1. Registering does not have to be done in a one day. If you get tired and irritable, take a break, have a glass of wine, and come back to it refreshed.
2. If one of you truly loves a product, add it. Not every item needs a “Why do you want that?” conversation.
3. Go back a few days later and review your list online with your partner. Each of you can note the items that are “nonnegotiable;” those you absolutely cannot live without. Discuss those that remain.
4. Remember the person next to you lobbying for the German-style beer mugs is your partner, not your enemy. Take a deep breath and remember that it’s the marriage that will last a lifetime—not the mugs.
5. Weddings are a great time to receive gifts you would never buy on your own. Allow yourselves to pick one splurge item each, even if it seems extravagant.

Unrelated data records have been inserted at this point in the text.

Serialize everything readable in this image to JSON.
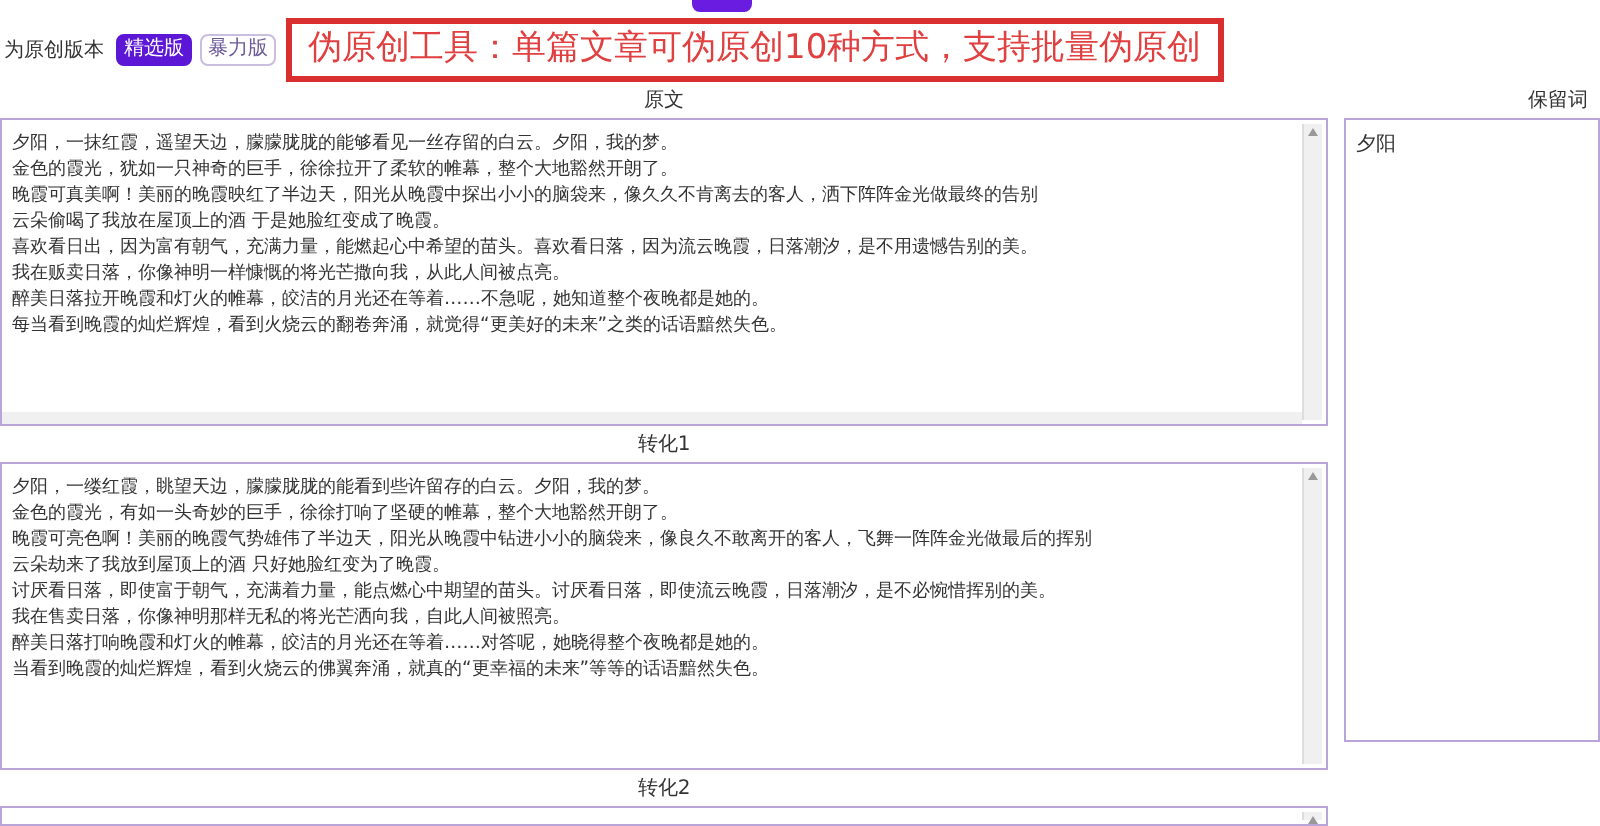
{
  "version_row": {
    "label": "为原创版本",
    "options": [
      {
        "label": "精选版",
        "selected": true
      },
      {
        "label": "暴力版",
        "selected": false
      }
    ]
  },
  "banner": "伪原创工具：单篇文章可伪原创10种方式，支持批量伪原创",
  "panels": [
    {
      "title": "原文",
      "lines": [
        "夕阳，一抹红霞，遥望天边，朦朦胧胧的能够看见一丝存留的白云。夕阳，我的梦。",
        "金色的霞光，犹如一只神奇的巨手，徐徐拉开了柔软的帷幕，整个大地豁然开朗了。",
        "晚霞可真美啊！美丽的晚霞映红了半边天，阳光从晚霞中探出小小的脑袋来，像久久不肯离去的客人，洒下阵阵金光做最终的告别",
        "云朵偷喝了我放在屋顶上的酒 于是她脸红变成了晚霞。",
        "喜欢看日出，因为富有朝气，充满力量，能燃起心中希望的苗头。喜欢看日落，因为流云晚霞，日落潮汐，是不用遗憾告别的美。",
        "我在贩卖日落，你像神明一样慷慨的将光芒撒向我，从此人间被点亮。",
        "醉美日落拉开晚霞和灯火的帷幕，皎洁的月光还在等着……不急呢，她知道整个夜晚都是她的。",
        "每当看到晚霞的灿烂辉煌，看到火烧云的翻卷奔涌，就觉得“更美好的未来”之类的话语黯然失色。"
      ]
    },
    {
      "title": "转化1",
      "lines": [
        "夕阳，一缕红霞，眺望天边，朦朦胧胧的能看到些许留存的白云。夕阳，我的梦。",
        "金色的霞光，有如一头奇妙的巨手，徐徐打响了坚硬的帷幕，整个大地豁然开朗了。",
        "晚霞可亮色啊！美丽的晚霞气势雄伟了半边天，阳光从晚霞中钻进小小的脑袋来，像良久不敢离开的客人，飞舞一阵阵金光做最后的挥别",
        "云朵劫来了我放到屋顶上的酒 只好她脸红变为了晚霞。",
        "讨厌看日落，即使富于朝气，充满着力量，能点燃心中期望的苗头。讨厌看日落，即使流云晚霞，日落潮汐，是不必惋惜挥别的美。",
        "我在售卖日落，你像神明那样无私的将光芒洒向我，自此人间被照亮。",
        "醉美日落打响晚霞和灯火的帷幕，皎洁的月光还在等着……对答呢，她晓得整个夜晚都是她的。",
        "当看到晚霞的灿烂辉煌，看到火烧云的佛翼奔涌，就真的“更幸福的未来”等等的话语黯然失色。"
      ]
    },
    {
      "title": "转化2"
    }
  ],
  "keywords": {
    "title": "保留词",
    "value": "夕阳"
  }
}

Amanda Akin and Cory Chigbrow, who own the tapas spot Pintxo in Belltown, were married November 3, 2012, at Ruby Montana’s Royal Sands in Palm Springs. Here they share their insight on balancing a traditional registry from Macy’s along with honeymoon options in Spain via honeyfund.com. “We registered by hand at Macy’s. If you can stay good-humored about the entire experience, you’ll have fun. We had a blast,” Akin says. And of the honeymoon registry experience, “Dreaming and creating your honeymoon takes the edge off of wedding planning. Your wedding day is wonderful, but your honeymoon is the moment you get to enjoy being married.”
Breville juicer: “It’s big, but it’s awesome to come home and juice something super-healthy.”
Dansk salad bowl: “We use it every time we sit down for a meal at home.”
Never been used
Cheese dome: “It’s gorgeous, but really, the cheese rarely makes it off the cutting board.”
Martini glasses: “We’ve found that we generally drink cocktails when we’re out.”
Honeymoon in Spain
“My cousin purchased our tickets to the FC Barcelona game,” Akin recalls. They also received an FC Barcelona Jersey for Chigbrow to sport at the game. “We had several guests contribute to dinner at a special tapas restaurant. We loved toasting to them while we were there.” There were many options on the registry for guests to contribute to; for example: dining out, hotel rooms on the beach, and bike rentals in Madrid. •